_What you will do_
Pictures aside, quote the whole listing exactly.

_Dataset extract_
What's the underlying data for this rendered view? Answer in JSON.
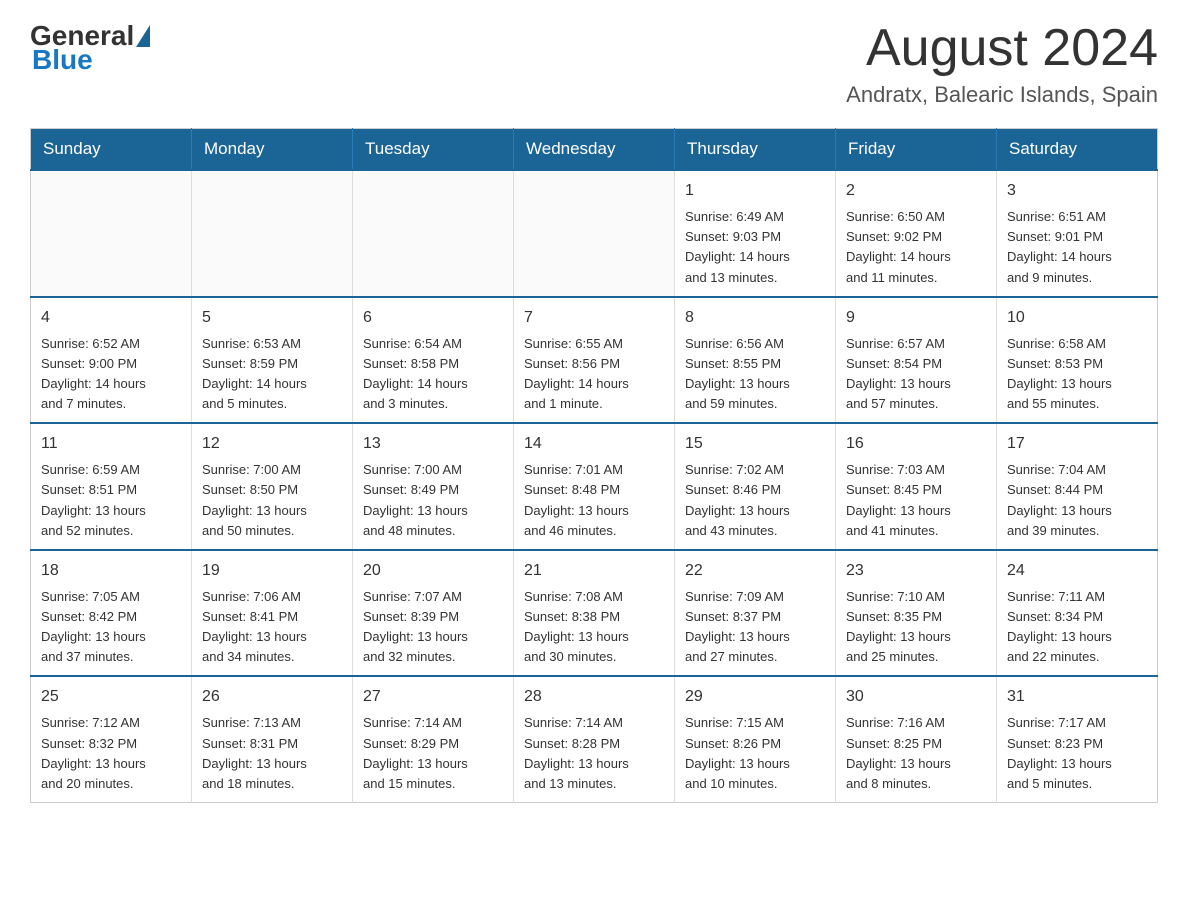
{
  "logo": {
    "general": "General",
    "blue": "Blue"
  },
  "header": {
    "month_title": "August 2024",
    "location": "Andratx, Balearic Islands, Spain"
  },
  "weekdays": [
    "Sunday",
    "Monday",
    "Tuesday",
    "Wednesday",
    "Thursday",
    "Friday",
    "Saturday"
  ],
  "weeks": [
    [
      {
        "day": "",
        "info": ""
      },
      {
        "day": "",
        "info": ""
      },
      {
        "day": "",
        "info": ""
      },
      {
        "day": "",
        "info": ""
      },
      {
        "day": "1",
        "info": "Sunrise: 6:49 AM\nSunset: 9:03 PM\nDaylight: 14 hours\nand 13 minutes."
      },
      {
        "day": "2",
        "info": "Sunrise: 6:50 AM\nSunset: 9:02 PM\nDaylight: 14 hours\nand 11 minutes."
      },
      {
        "day": "3",
        "info": "Sunrise: 6:51 AM\nSunset: 9:01 PM\nDaylight: 14 hours\nand 9 minutes."
      }
    ],
    [
      {
        "day": "4",
        "info": "Sunrise: 6:52 AM\nSunset: 9:00 PM\nDaylight: 14 hours\nand 7 minutes."
      },
      {
        "day": "5",
        "info": "Sunrise: 6:53 AM\nSunset: 8:59 PM\nDaylight: 14 hours\nand 5 minutes."
      },
      {
        "day": "6",
        "info": "Sunrise: 6:54 AM\nSunset: 8:58 PM\nDaylight: 14 hours\nand 3 minutes."
      },
      {
        "day": "7",
        "info": "Sunrise: 6:55 AM\nSunset: 8:56 PM\nDaylight: 14 hours\nand 1 minute."
      },
      {
        "day": "8",
        "info": "Sunrise: 6:56 AM\nSunset: 8:55 PM\nDaylight: 13 hours\nand 59 minutes."
      },
      {
        "day": "9",
        "info": "Sunrise: 6:57 AM\nSunset: 8:54 PM\nDaylight: 13 hours\nand 57 minutes."
      },
      {
        "day": "10",
        "info": "Sunrise: 6:58 AM\nSunset: 8:53 PM\nDaylight: 13 hours\nand 55 minutes."
      }
    ],
    [
      {
        "day": "11",
        "info": "Sunrise: 6:59 AM\nSunset: 8:51 PM\nDaylight: 13 hours\nand 52 minutes."
      },
      {
        "day": "12",
        "info": "Sunrise: 7:00 AM\nSunset: 8:50 PM\nDaylight: 13 hours\nand 50 minutes."
      },
      {
        "day": "13",
        "info": "Sunrise: 7:00 AM\nSunset: 8:49 PM\nDaylight: 13 hours\nand 48 minutes."
      },
      {
        "day": "14",
        "info": "Sunrise: 7:01 AM\nSunset: 8:48 PM\nDaylight: 13 hours\nand 46 minutes."
      },
      {
        "day": "15",
        "info": "Sunrise: 7:02 AM\nSunset: 8:46 PM\nDaylight: 13 hours\nand 43 minutes."
      },
      {
        "day": "16",
        "info": "Sunrise: 7:03 AM\nSunset: 8:45 PM\nDaylight: 13 hours\nand 41 minutes."
      },
      {
        "day": "17",
        "info": "Sunrise: 7:04 AM\nSunset: 8:44 PM\nDaylight: 13 hours\nand 39 minutes."
      }
    ],
    [
      {
        "day": "18",
        "info": "Sunrise: 7:05 AM\nSunset: 8:42 PM\nDaylight: 13 hours\nand 37 minutes."
      },
      {
        "day": "19",
        "info": "Sunrise: 7:06 AM\nSunset: 8:41 PM\nDaylight: 13 hours\nand 34 minutes."
      },
      {
        "day": "20",
        "info": "Sunrise: 7:07 AM\nSunset: 8:39 PM\nDaylight: 13 hours\nand 32 minutes."
      },
      {
        "day": "21",
        "info": "Sunrise: 7:08 AM\nSunset: 8:38 PM\nDaylight: 13 hours\nand 30 minutes."
      },
      {
        "day": "22",
        "info": "Sunrise: 7:09 AM\nSunset: 8:37 PM\nDaylight: 13 hours\nand 27 minutes."
      },
      {
        "day": "23",
        "info": "Sunrise: 7:10 AM\nSunset: 8:35 PM\nDaylight: 13 hours\nand 25 minutes."
      },
      {
        "day": "24",
        "info": "Sunrise: 7:11 AM\nSunset: 8:34 PM\nDaylight: 13 hours\nand 22 minutes."
      }
    ],
    [
      {
        "day": "25",
        "info": "Sunrise: 7:12 AM\nSunset: 8:32 PM\nDaylight: 13 hours\nand 20 minutes."
      },
      {
        "day": "26",
        "info": "Sunrise: 7:13 AM\nSunset: 8:31 PM\nDaylight: 13 hours\nand 18 minutes."
      },
      {
        "day": "27",
        "info": "Sunrise: 7:14 AM\nSunset: 8:29 PM\nDaylight: 13 hours\nand 15 minutes."
      },
      {
        "day": "28",
        "info": "Sunrise: 7:14 AM\nSunset: 8:28 PM\nDaylight: 13 hours\nand 13 minutes."
      },
      {
        "day": "29",
        "info": "Sunrise: 7:15 AM\nSunset: 8:26 PM\nDaylight: 13 hours\nand 10 minutes."
      },
      {
        "day": "30",
        "info": "Sunrise: 7:16 AM\nSunset: 8:25 PM\nDaylight: 13 hours\nand 8 minutes."
      },
      {
        "day": "31",
        "info": "Sunrise: 7:17 AM\nSunset: 8:23 PM\nDaylight: 13 hours\nand 5 minutes."
      }
    ]
  ]
}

_Answer to this task_
What's the underlying data for this rendered view? Answer in JSON.
{
  "logo": {
    "general": "General",
    "blue": "Blue"
  },
  "header": {
    "month_title": "August 2024",
    "location": "Andratx, Balearic Islands, Spain"
  },
  "weekdays": [
    "Sunday",
    "Monday",
    "Tuesday",
    "Wednesday",
    "Thursday",
    "Friday",
    "Saturday"
  ],
  "weeks": [
    [
      {
        "day": "",
        "info": ""
      },
      {
        "day": "",
        "info": ""
      },
      {
        "day": "",
        "info": ""
      },
      {
        "day": "",
        "info": ""
      },
      {
        "day": "1",
        "info": "Sunrise: 6:49 AM\nSunset: 9:03 PM\nDaylight: 14 hours\nand 13 minutes."
      },
      {
        "day": "2",
        "info": "Sunrise: 6:50 AM\nSunset: 9:02 PM\nDaylight: 14 hours\nand 11 minutes."
      },
      {
        "day": "3",
        "info": "Sunrise: 6:51 AM\nSunset: 9:01 PM\nDaylight: 14 hours\nand 9 minutes."
      }
    ],
    [
      {
        "day": "4",
        "info": "Sunrise: 6:52 AM\nSunset: 9:00 PM\nDaylight: 14 hours\nand 7 minutes."
      },
      {
        "day": "5",
        "info": "Sunrise: 6:53 AM\nSunset: 8:59 PM\nDaylight: 14 hours\nand 5 minutes."
      },
      {
        "day": "6",
        "info": "Sunrise: 6:54 AM\nSunset: 8:58 PM\nDaylight: 14 hours\nand 3 minutes."
      },
      {
        "day": "7",
        "info": "Sunrise: 6:55 AM\nSunset: 8:56 PM\nDaylight: 14 hours\nand 1 minute."
      },
      {
        "day": "8",
        "info": "Sunrise: 6:56 AM\nSunset: 8:55 PM\nDaylight: 13 hours\nand 59 minutes."
      },
      {
        "day": "9",
        "info": "Sunrise: 6:57 AM\nSunset: 8:54 PM\nDaylight: 13 hours\nand 57 minutes."
      },
      {
        "day": "10",
        "info": "Sunrise: 6:58 AM\nSunset: 8:53 PM\nDaylight: 13 hours\nand 55 minutes."
      }
    ],
    [
      {
        "day": "11",
        "info": "Sunrise: 6:59 AM\nSunset: 8:51 PM\nDaylight: 13 hours\nand 52 minutes."
      },
      {
        "day": "12",
        "info": "Sunrise: 7:00 AM\nSunset: 8:50 PM\nDaylight: 13 hours\nand 50 minutes."
      },
      {
        "day": "13",
        "info": "Sunrise: 7:00 AM\nSunset: 8:49 PM\nDaylight: 13 hours\nand 48 minutes."
      },
      {
        "day": "14",
        "info": "Sunrise: 7:01 AM\nSunset: 8:48 PM\nDaylight: 13 hours\nand 46 minutes."
      },
      {
        "day": "15",
        "info": "Sunrise: 7:02 AM\nSunset: 8:46 PM\nDaylight: 13 hours\nand 43 minutes."
      },
      {
        "day": "16",
        "info": "Sunrise: 7:03 AM\nSunset: 8:45 PM\nDaylight: 13 hours\nand 41 minutes."
      },
      {
        "day": "17",
        "info": "Sunrise: 7:04 AM\nSunset: 8:44 PM\nDaylight: 13 hours\nand 39 minutes."
      }
    ],
    [
      {
        "day": "18",
        "info": "Sunrise: 7:05 AM\nSunset: 8:42 PM\nDaylight: 13 hours\nand 37 minutes."
      },
      {
        "day": "19",
        "info": "Sunrise: 7:06 AM\nSunset: 8:41 PM\nDaylight: 13 hours\nand 34 minutes."
      },
      {
        "day": "20",
        "info": "Sunrise: 7:07 AM\nSunset: 8:39 PM\nDaylight: 13 hours\nand 32 minutes."
      },
      {
        "day": "21",
        "info": "Sunrise: 7:08 AM\nSunset: 8:38 PM\nDaylight: 13 hours\nand 30 minutes."
      },
      {
        "day": "22",
        "info": "Sunrise: 7:09 AM\nSunset: 8:37 PM\nDaylight: 13 hours\nand 27 minutes."
      },
      {
        "day": "23",
        "info": "Sunrise: 7:10 AM\nSunset: 8:35 PM\nDaylight: 13 hours\nand 25 minutes."
      },
      {
        "day": "24",
        "info": "Sunrise: 7:11 AM\nSunset: 8:34 PM\nDaylight: 13 hours\nand 22 minutes."
      }
    ],
    [
      {
        "day": "25",
        "info": "Sunrise: 7:12 AM\nSunset: 8:32 PM\nDaylight: 13 hours\nand 20 minutes."
      },
      {
        "day": "26",
        "info": "Sunrise: 7:13 AM\nSunset: 8:31 PM\nDaylight: 13 hours\nand 18 minutes."
      },
      {
        "day": "27",
        "info": "Sunrise: 7:14 AM\nSunset: 8:29 PM\nDaylight: 13 hours\nand 15 minutes."
      },
      {
        "day": "28",
        "info": "Sunrise: 7:14 AM\nSunset: 8:28 PM\nDaylight: 13 hours\nand 13 minutes."
      },
      {
        "day": "29",
        "info": "Sunrise: 7:15 AM\nSunset: 8:26 PM\nDaylight: 13 hours\nand 10 minutes."
      },
      {
        "day": "30",
        "info": "Sunrise: 7:16 AM\nSunset: 8:25 PM\nDaylight: 13 hours\nand 8 minutes."
      },
      {
        "day": "31",
        "info": "Sunrise: 7:17 AM\nSunset: 8:23 PM\nDaylight: 13 hours\nand 5 minutes."
      }
    ]
  ]
}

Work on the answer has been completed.